The first volume of Flora Thompson’s much-loved trilogy, Lark Rise (SFE No. 58), recreates in lightly fictionalized form her childhood in the Oxfordshire hamlet of Juniper Hill (Lark Rise of the title). Though it was written almost half a century after the events it describes, the hamlet is recalled in minute and magical detail, a close-up, child’s-eye view of a small, self-sufficient world bounded by cornfields and peopled by familiar characters.
In its sequel, Over to Candleford, life begins to open out for Flora – or Laura as she calls her childhood self – as she leaves Lark Rise for the first time to visit her father’s family in Candleford, the local market town. Here she is introduced to the households of her two uncles – ¬ James, a prosperous builder and pillar of the temperance movement, and Tom, a liberal thinker and respected craftsman whose workshop produces ladies’ made-to-measure shoes and hunting boots.
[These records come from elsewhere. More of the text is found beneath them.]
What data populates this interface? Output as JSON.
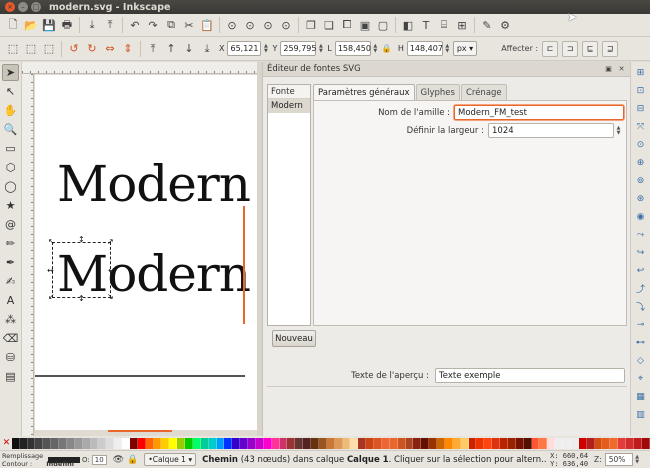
{
  "window": {
    "title": "modern.svg - Inkscape",
    "close_glyph": "×",
    "min_glyph": "–",
    "max_glyph": "□"
  },
  "toolbar_commands": [
    {
      "name": "new-document-icon",
      "glyph": "🗋"
    },
    {
      "name": "open-icon",
      "glyph": "📂"
    },
    {
      "name": "save-icon",
      "glyph": "💾"
    },
    {
      "name": "print-icon",
      "glyph": "🖶"
    },
    {
      "name": "import-icon",
      "glyph": "⤓"
    },
    {
      "name": "export-icon",
      "glyph": "⤒"
    },
    {
      "name": "undo-icon",
      "glyph": "↶"
    },
    {
      "name": "redo-icon",
      "glyph": "↷"
    },
    {
      "name": "copy-icon",
      "glyph": "⧉"
    },
    {
      "name": "cut-icon",
      "glyph": "✂"
    },
    {
      "name": "paste-icon",
      "glyph": "📋"
    },
    {
      "name": "zoom-selection-icon",
      "glyph": "⊙"
    },
    {
      "name": "zoom-drawing-icon",
      "glyph": "⊙"
    },
    {
      "name": "zoom-page-icon",
      "glyph": "⊙"
    },
    {
      "name": "zoom-width-icon",
      "glyph": "⊙"
    },
    {
      "name": "duplicate-icon",
      "glyph": "❐"
    },
    {
      "name": "clone-icon",
      "glyph": "❏"
    },
    {
      "name": "unlink-clone-icon",
      "glyph": "⧠"
    },
    {
      "name": "group-icon",
      "glyph": "▣"
    },
    {
      "name": "ungroup-icon",
      "glyph": "▢"
    },
    {
      "name": "fill-stroke-icon",
      "glyph": "◧"
    },
    {
      "name": "text-font-icon",
      "glyph": "T"
    },
    {
      "name": "xml-editor-icon",
      "glyph": "⌸"
    },
    {
      "name": "align-distribute-icon",
      "glyph": "⊞"
    },
    {
      "name": "preferences-icon",
      "glyph": "✎"
    },
    {
      "name": "document-properties-icon",
      "glyph": "⚙"
    }
  ],
  "selector_bar": {
    "x_label": "X",
    "x_value": "65,121",
    "y_label": "Y",
    "y_value": "259,795",
    "w_label": "L",
    "w_value": "158,450",
    "lock_glyph": "🔒",
    "h_label": "H",
    "h_value": "148,407",
    "unit": "px",
    "affect_label": "Affecter :"
  },
  "tools": [
    {
      "name": "selector-tool-icon",
      "glyph": "➤",
      "active": true
    },
    {
      "name": "node-tool-icon",
      "glyph": "↖"
    },
    {
      "name": "tweak-tool-icon",
      "glyph": "✋"
    },
    {
      "name": "zoom-tool-icon",
      "glyph": "🔍"
    },
    {
      "name": "rect-tool-icon",
      "glyph": "▭"
    },
    {
      "name": "3dbox-tool-icon",
      "glyph": "⬡"
    },
    {
      "name": "ellipse-tool-icon",
      "glyph": "◯"
    },
    {
      "name": "star-tool-icon",
      "glyph": "★"
    },
    {
      "name": "spiral-tool-icon",
      "glyph": "@"
    },
    {
      "name": "pencil-tool-icon",
      "glyph": "✏"
    },
    {
      "name": "pen-tool-icon",
      "glyph": "✒"
    },
    {
      "name": "calligraphy-tool-icon",
      "glyph": "✍"
    },
    {
      "name": "text-tool-icon",
      "glyph": "A"
    },
    {
      "name": "spray-tool-icon",
      "glyph": "⁂"
    },
    {
      "name": "eraser-tool-icon",
      "glyph": "⌫"
    },
    {
      "name": "bucket-tool-icon",
      "glyph": "⛁"
    },
    {
      "name": "gradient-tool-icon",
      "glyph": "▤"
    }
  ],
  "canvas": {
    "text_line_1": "Modern",
    "text_line_2": "Modern",
    "handle_glyph": "↕"
  },
  "font_editor": {
    "title": "Éditeur de fontes SVG",
    "header_buttons": [
      "▣",
      "✕"
    ],
    "font_list_header": "Fonte",
    "font_list_items": [
      "Modern"
    ],
    "new_button": "Nouveau",
    "tabs": [
      "Paramètres généraux",
      "Glyphes",
      "Crénage"
    ],
    "family_label": "Nom de l'amille :",
    "family_value": "Modern_FM_test",
    "width_label": "Définir la largeur :",
    "width_value": "1024",
    "preview_label": "Texte de l'aperçu :",
    "preview_value": "Texte exemple"
  },
  "commands_bar": [
    "⊞",
    "⊡",
    "⊟",
    "⤧",
    "⊙",
    "⊕",
    "⊚",
    "⊛",
    "◉",
    "⤳",
    "↪",
    "↩",
    "⤴",
    "⤵",
    "⊸",
    "⊷",
    "◇",
    "⌖",
    "▦",
    "▥"
  ],
  "palette": [
    "#111111",
    "#222222",
    "#333333",
    "#444444",
    "#555555",
    "#666666",
    "#777777",
    "#888888",
    "#999999",
    "#aaaaaa",
    "#bbbbbb",
    "#cccccc",
    "#dddddd",
    "#eeeeee",
    "#ffffff",
    "#800000",
    "#ff0000",
    "#ff6600",
    "#ff9900",
    "#ffcc00",
    "#ffff00",
    "#99cc00",
    "#00cc00",
    "#00ff66",
    "#00cc99",
    "#00cccc",
    "#0099ff",
    "#0033ff",
    "#3300cc",
    "#6600cc",
    "#9900cc",
    "#cc00cc",
    "#ff00cc",
    "#ff3399",
    "#cc3366",
    "#993333",
    "#663333",
    "#552222",
    "#663311",
    "#995522",
    "#cc7733",
    "#dd9955",
    "#eebb77",
    "#ffddaa",
    "#aa3322",
    "#cc4411",
    "#dd5522",
    "#ee6633",
    "#e8672d",
    "#cc5522",
    "#aa4422",
    "#882211",
    "#661100",
    "#993300",
    "#cc6600",
    "#ff8800",
    "#ffaa33",
    "#ffcc66",
    "#cc2200",
    "#ee3300",
    "#ff4411",
    "#dd3311",
    "#bb2200",
    "#992200",
    "#771100",
    "#551100",
    "#ff5533",
    "#ff7744",
    "#ffdddd",
    "#eeeeee",
    "#eeeeee",
    "#eeeeee",
    "#cc0000",
    "#b21f1f",
    "#d44d0d",
    "#e55c1c",
    "#f06b2b",
    "#e33c3c",
    "#d22b2b",
    "#c11a1a",
    "#a00909"
  ],
  "status": {
    "fill_label": "Remplissage :",
    "stroke_label": "Contour :",
    "stroke_value": "Indéfini",
    "opacity_label": "O:",
    "opacity_value": "10",
    "layer_name": "•Calque 1",
    "message_prefix": "Chemin",
    "message_mid": " (43 nœuds) dans calque ",
    "message_layer": "Calque 1",
    "message_suffix": ". Cliquer sur la sélection pour altern...",
    "x_coord": "X: 660,64",
    "y_coord": "Y: 636,40",
    "zoom_label": "Z:",
    "zoom_value": "50%"
  },
  "colors": {
    "accent": "#e8672d",
    "fill_swatch": "#222222",
    "stroke_swatch": "#ffffff"
  }
}
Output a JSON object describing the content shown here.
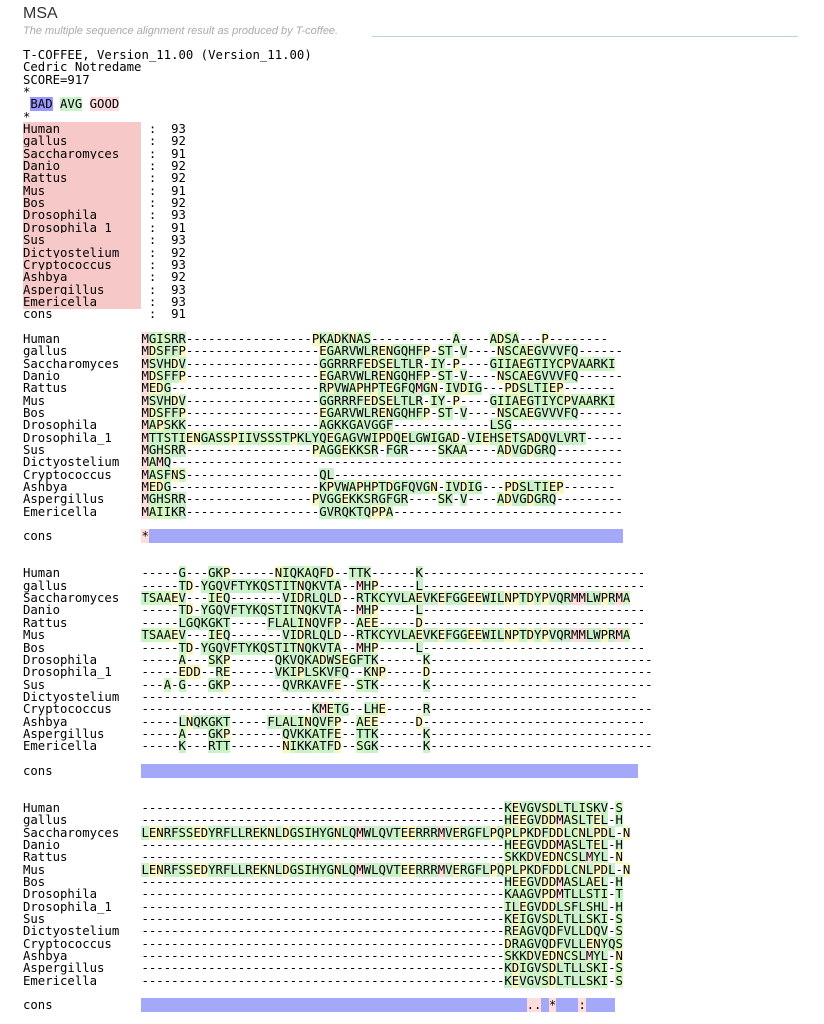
{
  "title": "MSA",
  "subtitle": "The multiple sequence alignment result as produced by T-coffee.",
  "header_lines": [
    "T-COFFEE, Version_11.00 (Version_11.00)",
    "Cedric Notredame",
    "SCORE=917",
    "*"
  ],
  "legend": {
    "bad": "BAD",
    "avg": "AVG",
    "good": "GOOD"
  },
  "legend_after": "*",
  "score_table": [
    {
      "name": "Human",
      "score": "93"
    },
    {
      "name": "gallus",
      "score": "92"
    },
    {
      "name": "Saccharomyces",
      "score": "91"
    },
    {
      "name": "Danio",
      "score": "92"
    },
    {
      "name": "Rattus",
      "score": "92"
    },
    {
      "name": "Mus",
      "score": "91"
    },
    {
      "name": "Bos",
      "score": "92"
    },
    {
      "name": "Drosophila",
      "score": "93"
    },
    {
      "name": "Drosophila_1",
      "score": "91"
    },
    {
      "name": "Sus",
      "score": "93"
    },
    {
      "name": "Dictyostelium",
      "score": "92"
    },
    {
      "name": "Cryptococcus",
      "score": "93"
    },
    {
      "name": "Ashbya",
      "score": "92"
    },
    {
      "name": "Aspergillus",
      "score": "93"
    },
    {
      "name": "Emericella",
      "score": "93"
    },
    {
      "name": "cons",
      "score": "91"
    }
  ],
  "blocks": [
    {
      "rows": [
        {
          "name": "Human",
          "seq": "MGISRR-----------------PKADKNAS-----------A----ADSA---P--------"
        },
        {
          "name": "gallus",
          "seq": "MDSFFP------------------EGARVWLRENGQHFP-ST-V----NSCAEGVVVFQ------"
        },
        {
          "name": "Saccharomyces",
          "seq": "MSVHDV------------------GGRRRFEDSELTLR-IY-P----GIIAEGTIYCPVAARKI"
        },
        {
          "name": "Danio",
          "seq": "MDSFFP------------------EGARVWLRENGQHFP-ST-V----NSCAEGVVVFQ------"
        },
        {
          "name": "Rattus",
          "seq": "MEDG--------------------RPVWAPHPTEGFQMGN-IVDIG---PDSLTIEP-------"
        },
        {
          "name": "Mus",
          "seq": "MSVHDV------------------GGRRRFEDSELTLR-IY-P----GIIAEGTIYCPVAARKI"
        },
        {
          "name": "Bos",
          "seq": "MDSFFP------------------EGARVWLRENGQHFP-ST-V----NSCAEGVVVFQ------"
        },
        {
          "name": "Drosophila",
          "seq": "MAPSKK------------------AGKKGAVGGF-------------LSG---------------"
        },
        {
          "name": "Drosophila_1",
          "seq": "MTTSTIENGASSPIIVSSSTPKLYQEGAGVWIPDQELGWIGAD-VIEHSETSADQVLVRT-----"
        },
        {
          "name": "Sus",
          "seq": "MGHSRR-----------------PAGGEKKSR-FGR----SKAA----ADVGDGRQ---------"
        },
        {
          "name": "Dictyostelium",
          "seq": "MAMQ-------------------------------------------------------------"
        },
        {
          "name": "Cryptococcus",
          "seq": "MASFNS------------------QL---------------------------------------"
        },
        {
          "name": "Ashbya",
          "seq": "MEDG--------------------KPVWAPHPTDGFQVGN-IVDIG---PDSLTIEP-------"
        },
        {
          "name": "Aspergillus",
          "seq": "MGHSRR-----------------PVGGEKKSRGFGR----SK-V----ADVGDGRQ---------"
        },
        {
          "name": "Emericella",
          "seq": "MAIIKR------------------GVRQKTQPPA-------------------------------"
        }
      ],
      "cons": "*                                                                "
    },
    {
      "rows": [
        {
          "name": "Human",
          "seq": "-----G---GKP------NIQKAQFD--TTK------K------------------------------"
        },
        {
          "name": "gallus",
          "seq": "-----TD-YGQVFTYKQSTITNQKVTA--MHP-----L------------------------------"
        },
        {
          "name": "Saccharomyces",
          "seq": "TSAAEV---IEQ-------VIDRLQLD--RTKCYVLAEVKEFGGEEWILNPTDYPVQRMMLWPRMA"
        },
        {
          "name": "Danio",
          "seq": "-----TD-YGQVFTYKQSTITNQKVTA--MHP-----L------------------------------"
        },
        {
          "name": "Rattus",
          "seq": "-----LGQKGKT-----FLALINQVFP--AEE-----D------------------------------"
        },
        {
          "name": "Mus",
          "seq": "TSAAEV---IEQ-------VIDRLQLD--RTKCYVLAEVKEFGGEEWILNPTDYPVQRMMLWPRMA"
        },
        {
          "name": "Bos",
          "seq": "-----TD-YGQVFTYKQSTITNQKVTA--MHP-----L------------------------------"
        },
        {
          "name": "Drosophila",
          "seq": "-----A---SKP------QKVQKADWSEGFTK------K------------------------------"
        },
        {
          "name": "Drosophila_1",
          "seq": "-----EDD--RE------VKIPLSKVFQ--KNP-----D------------------------------"
        },
        {
          "name": "Sus",
          "seq": "---A-G---GKP-------QVRKAVFE--STK------K------------------------------"
        },
        {
          "name": "Dictyostelium",
          "seq": "-------------------------------------------------------------------"
        },
        {
          "name": "Cryptococcus",
          "seq": "-----------------------KMETG--LHE-----R------------------------------"
        },
        {
          "name": "Ashbya",
          "seq": "-----LNQKGKT-----FLALINQVFP--AEE-----D------------------------------"
        },
        {
          "name": "Aspergillus",
          "seq": "-----A---GKP-------QVKKATFE--TTK------K------------------------------"
        },
        {
          "name": "Emericella",
          "seq": "-----K---RTT-------NIKKATFD--SGK------K------------------------------"
        }
      ],
      "cons": "                                                                   "
    },
    {
      "rows": [
        {
          "name": "Human",
          "seq": "-------------------------------------------------KEVGVSDLTLISKV-S"
        },
        {
          "name": "gallus",
          "seq": "-------------------------------------------------HEEGVDDMASLTEL-H"
        },
        {
          "name": "Saccharomyces",
          "seq": "LENRFSSEDYRFLLREKNLDGSIHYGNLQMWLQVTEERRRMVERGFLPQPLPKDFDDLCNLPDL-N"
        },
        {
          "name": "Danio",
          "seq": "-------------------------------------------------HEEGVDDMASLTEL-H"
        },
        {
          "name": "Rattus",
          "seq": "-------------------------------------------------SKKDVEDNCSLMYL-N"
        },
        {
          "name": "Mus",
          "seq": "LENRFSSEDYRFLLREKNLDGSIHYGNLQMWLQVTEERRRMVERGFLPQPLPKDFDDLCNLPDL-N"
        },
        {
          "name": "Bos",
          "seq": "-------------------------------------------------HEEGVDDMASLAEL-H"
        },
        {
          "name": "Drosophila",
          "seq": "-------------------------------------------------KAAGVPDMTLLSTI-T"
        },
        {
          "name": "Drosophila_1",
          "seq": "-------------------------------------------------ILEGVDDLSFLSHL-H"
        },
        {
          "name": "Sus",
          "seq": "-------------------------------------------------KEIGVSDLTLLSKI-S"
        },
        {
          "name": "Dictyostelium",
          "seq": "-------------------------------------------------REAGVQDFVLLDQV-S"
        },
        {
          "name": "Cryptococcus",
          "seq": "-------------------------------------------------DRAGVQDFVLLENYQS"
        },
        {
          "name": "Ashbya",
          "seq": "-------------------------------------------------SKKDVEDNCSLMYL-N"
        },
        {
          "name": "Aspergillus",
          "seq": "-------------------------------------------------KDIGVSDLTLLSKI-S"
        },
        {
          "name": "Emericella",
          "seq": "-------------------------------------------------KEVGVSDLTLLSKI-S"
        }
      ],
      "cons": "                                                    .. *   :    "
    }
  ],
  "cons_label": "cons",
  "colors": {
    "bad": "#9999ff",
    "avg": "#ccf0cc",
    "good": "#ffdddd",
    "name_bg": "#f7c8c8"
  }
}
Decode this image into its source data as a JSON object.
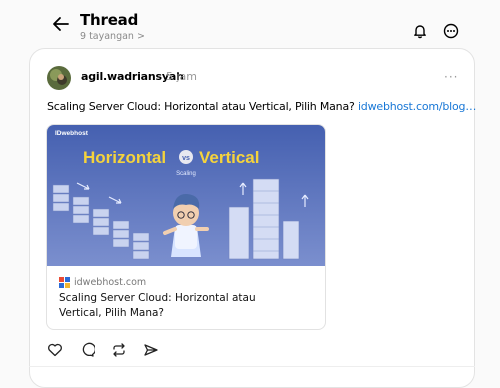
{
  "header": {
    "title": "Thread",
    "views": "9 tayangan >"
  },
  "post": {
    "username": "agil.wadriansyah",
    "time": "5 jam",
    "more": "···",
    "text": "Scaling Server Cloud: Horizontal atau Vertical, Pilih Mana? ",
    "link_text": "idwebhost.com/blog…",
    "link_card": {
      "brand": "IDwebhost",
      "headline_left": "Horizontal",
      "headline_vs": "vs",
      "headline_right": "Vertical",
      "caption": "Scaling",
      "domain": "idwebhost.com",
      "title": "Scaling Server Cloud: Horizontal atau Vertical, Pilih Mana?"
    }
  },
  "icons": [
    "arrow-left-icon",
    "bell-icon",
    "more-circle-icon",
    "heart-icon",
    "comment-icon",
    "repost-icon",
    "send-icon"
  ],
  "colors": {
    "link": "#1877d6",
    "banner_bg": "#3d5ba8",
    "headline_yellow": "#f5d33c",
    "vs_bg": "#e8e8f0"
  }
}
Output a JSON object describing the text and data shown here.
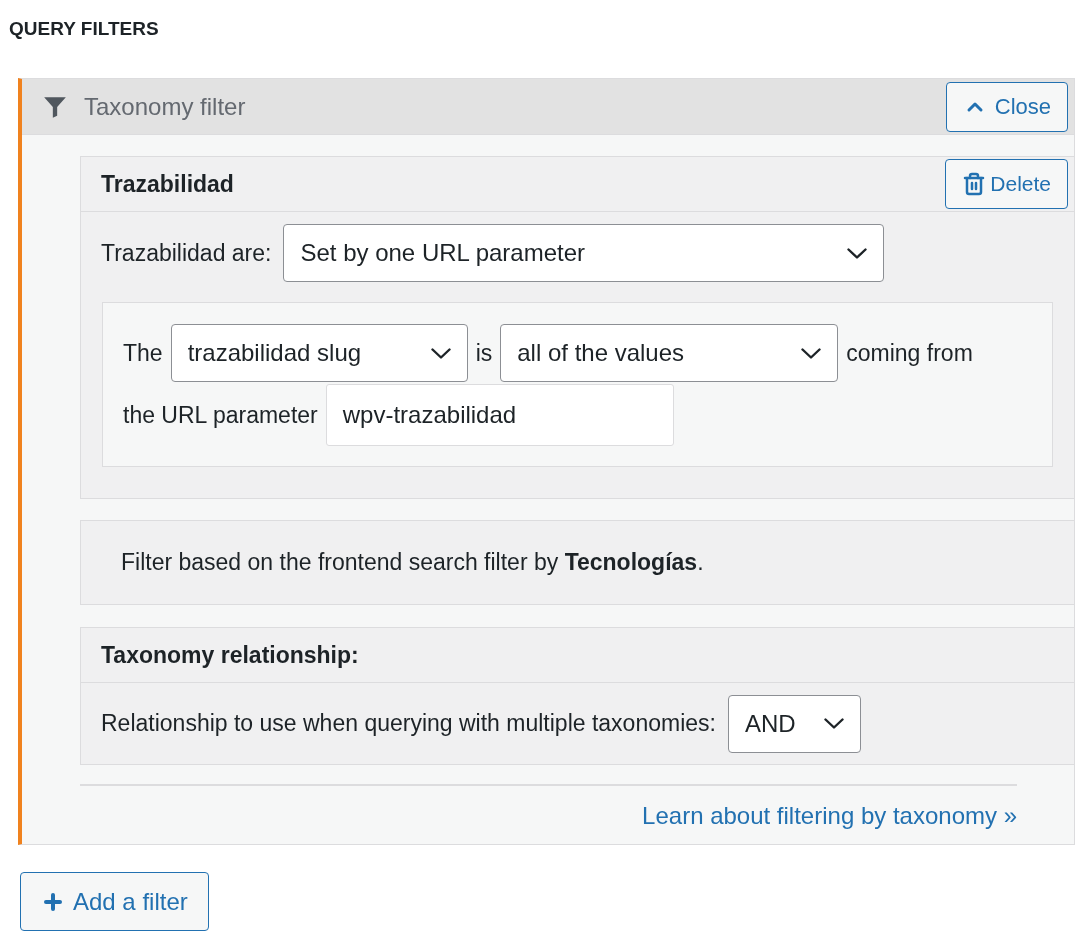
{
  "heading": "QUERY FILTERS",
  "filter_panel": {
    "title": "Taxonomy filter",
    "close_button": "Close",
    "taxonomy_section": {
      "title": "Trazabilidad",
      "delete_button": "Delete",
      "mode_label": "Trazabilidad are:",
      "mode_select": "Set by one URL parameter",
      "sentence": {
        "text_1": "The",
        "field_select": "trazabilidad slug",
        "text_2": "is",
        "match_select": "all of the values",
        "text_3": "coming from",
        "text_4": "the URL parameter",
        "parameter_input": "wpv-trazabilidad"
      }
    },
    "description": "Filter based on the frontend search filter by **Tecnologías**.",
    "relationship_section": {
      "title": "Taxonomy relationship:",
      "label": "Relationship to use when querying with multiple taxonomies:",
      "select": "AND"
    },
    "learn_link": "Learn about filtering by taxonomy »"
  },
  "add_button": "Add a filter"
}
Both have done well for themselves, but there the likeness ends, for in the first family Flora feels overwhelmed by the grand house and rich food, and patronized by her more sophisticated – not to say pretentious – cousins, while in the second all is generosity, warmth and welcome, and over time and successive visits she forms a special bond with her Uncle Tom, for they both love reading and he introduces her to books and to unusual people – known to the family as Tom’s ‘queer fish’– whom she would never have met in Lark Rise.
The close of this second book finds teenage Laura at home once more, unhappy and undecided about her future. Fortunately the decision is made for her by a letter from an old friend of her mother’s, who runs the Post Office in a village a few miles from Candleford and is looking for an assistant. This is the setting for Candleford Green, an enchanting portrait of a village community and of Dorcas Lane, Laura’s redoubtable new employer with her well-ordered household, high standards and firm traditional views. This is Laura’s first real step out into the world, and an ideal situation for a budding writer, for the whole colourful society of Candleford Green passes daily through the Post Office. Flora’s ability to catch the telling detail brings them vividly alive: Old Mr Stokes, the church organist and cabinet-maker who still worked at his trade ‘with his long lean form swathed in a white apron and his long white beard tucked into his waistcoat’; mysterious Mrs Macey the postwoman, who ‘instead of plodding or sauntering country fashion, walked firmly and quickly, as if with a destination in view’. And Flora saw into the hearts of those around her, observing of Mrs Macey that though some villagers called her sour-looking ‘anyone with more penetration would have known that she was not sour but sad’.
Flora wrote these two final books of the trilogy in the dark days of the Second World War, and perhaps it was partly this that made her happy memories of this period in her life shine so brightly. Soon Candleford Green would become a mere suburb and the old self-sufficient life of the hamlet would disappear, but for us they are still there as they were during those last decades of the nineteenth century, captured for ever by Flora’s understanding heart and the beautiful economy of her writing.
‘Thompson must have recognised that the interest in her Juniper Hill tales was largely nostalgic, but she also wrote to redress the huge public ignorance about the lives of the rural poor – a way of living that she had run away from only to look back and see had all but disappeared . . . [The Lark Rise to Candleford trilogy] strengthens the collective dream of country life while attempting to correct it; its existence is testament to progress but also to its cost, to dreams that proved disappointing.’ Alice Spawls, London Review of Books